Long Branch – He has always proclaimed his innocence and stated that he had never sexualy assaulted his former friend and secretary. And now Joseph M. Ferraina, the retired Superintendent of the Long Branch Public Schools, is going to dispute the arbitrator’s decision that he pay $2.5 million and the school district pay an additional $2.5 million to settle the lawsuit filed by his accuser Adele Russo.
Last month, Norman J. Peer, a retired judge who was appointed as arbitrator in the case, looked at all the civil evidence collected over the past four years, including depositions, documents and interviews. That judge ruled that both the district and Ferraina should pay $4.5 million at a minimum to Russo, but they had 30 days to file if they disputed that finding.
Gary Fox, the attorney representing Russo, stated that he was not going to dispute the findings and he was satisfied with the arbitrator’s ruling. “We think this is a fair resolution of the issue,” said Fox at the time.
Ferraina is represented by Dominick Carmagnola of Morristown, who said that he felt the ruling was unfair and Russo never had a legitimate case against Ferraina. Supporters of the former superintendent have stated that he wants this case to go to trail and he will “fight it out to his last breath.”
Russo worked as a confidential secretary for Ferraina from 2003 to 2010. She was also dating one of the former superintendent’s best friends and business partners in buying a race horse at the time. Russo alleged that Ferraina started sexual assaulting her in his soundproof office in 2004. The assaults also took place off district grounds.
Ferraina has been praised for his ability to build new schools throughout the district during his tenure. Long Branch was an “Abbot District” meaning it was receiving state aid to assist in educating the students, and Ferraina had a salary package of $300,000 a year. He was also quoted as “Never taking a sick or vacation day” and was receiving an additional average of $68,000 a year for those unused sick and vacation days approved by the Board of Education. Yet, Ferraina was traveling to Argentina, Italy, and Puerto Rico with other staff member during spring breaks.
Attempts to reach attorneys representing the LBPS went unanswered. The district has not released any figures on how much money or man-hours has been spent defending this lawsuit over the past four years. Under the terms of the former superintendent’s contract, the district has to pay for his private legal defense in the civil lawsuit.

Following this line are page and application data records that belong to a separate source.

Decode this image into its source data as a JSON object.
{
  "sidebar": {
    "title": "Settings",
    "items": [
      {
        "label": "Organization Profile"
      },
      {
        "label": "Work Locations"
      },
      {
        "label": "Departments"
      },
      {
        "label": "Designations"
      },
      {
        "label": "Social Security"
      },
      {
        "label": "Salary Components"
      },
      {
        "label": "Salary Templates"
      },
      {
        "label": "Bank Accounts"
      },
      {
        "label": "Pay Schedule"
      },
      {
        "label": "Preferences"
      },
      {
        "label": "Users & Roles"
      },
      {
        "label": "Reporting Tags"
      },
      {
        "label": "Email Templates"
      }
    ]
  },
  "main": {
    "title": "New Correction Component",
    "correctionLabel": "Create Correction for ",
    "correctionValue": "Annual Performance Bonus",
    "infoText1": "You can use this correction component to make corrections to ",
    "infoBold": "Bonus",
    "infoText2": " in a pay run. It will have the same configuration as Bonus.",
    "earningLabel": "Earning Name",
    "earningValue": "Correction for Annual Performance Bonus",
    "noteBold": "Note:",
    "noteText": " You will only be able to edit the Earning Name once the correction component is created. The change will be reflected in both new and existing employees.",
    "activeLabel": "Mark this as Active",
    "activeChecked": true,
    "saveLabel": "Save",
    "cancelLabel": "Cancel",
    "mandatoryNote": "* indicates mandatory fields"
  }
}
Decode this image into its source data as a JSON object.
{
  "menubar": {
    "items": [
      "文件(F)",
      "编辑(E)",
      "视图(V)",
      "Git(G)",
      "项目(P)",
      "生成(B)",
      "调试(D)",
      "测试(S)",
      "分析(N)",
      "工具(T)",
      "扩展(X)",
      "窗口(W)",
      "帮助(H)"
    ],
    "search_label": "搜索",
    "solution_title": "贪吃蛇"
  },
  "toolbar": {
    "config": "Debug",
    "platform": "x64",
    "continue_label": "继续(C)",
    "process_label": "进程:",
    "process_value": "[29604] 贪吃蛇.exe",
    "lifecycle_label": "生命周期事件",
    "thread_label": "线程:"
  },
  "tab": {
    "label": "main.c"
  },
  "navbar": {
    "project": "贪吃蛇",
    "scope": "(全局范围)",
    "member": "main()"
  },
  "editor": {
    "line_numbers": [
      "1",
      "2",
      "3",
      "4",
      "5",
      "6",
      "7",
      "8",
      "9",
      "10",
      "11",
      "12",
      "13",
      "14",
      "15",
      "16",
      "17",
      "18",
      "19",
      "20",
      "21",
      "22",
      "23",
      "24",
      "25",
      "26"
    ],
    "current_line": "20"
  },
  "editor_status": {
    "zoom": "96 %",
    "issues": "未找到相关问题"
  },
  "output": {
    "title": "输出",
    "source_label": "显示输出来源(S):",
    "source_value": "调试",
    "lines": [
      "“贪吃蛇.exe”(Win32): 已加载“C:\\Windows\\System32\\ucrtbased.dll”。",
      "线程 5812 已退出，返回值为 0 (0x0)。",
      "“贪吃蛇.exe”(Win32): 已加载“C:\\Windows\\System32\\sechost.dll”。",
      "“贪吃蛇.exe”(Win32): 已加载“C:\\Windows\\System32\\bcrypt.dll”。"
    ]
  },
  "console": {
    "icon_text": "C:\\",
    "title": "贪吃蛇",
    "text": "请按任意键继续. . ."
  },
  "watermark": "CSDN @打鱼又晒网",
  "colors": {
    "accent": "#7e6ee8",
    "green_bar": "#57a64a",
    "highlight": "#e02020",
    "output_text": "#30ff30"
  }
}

Over the summer the Monmouth County Prosecutor’s Office held a grand jury to see if they had enough evidence at that time to charge Ferraina criminally. A no bill was handed to the prosecutor, which means the grand jury at that time felt the evidence provided was insufficient to establish the commission of a crime. There is no double jeopardy ruling with a grand jury, so if additional evidence is uncovered in the future another grand jury can hear the case.
Fox stated that he had one case with two defendants, Ferraina and the Long Branch Board of Education. Both had 30 days to dispute the arbitrator’s ruling. It is unclear what would have occurred if one objected and the other agreed.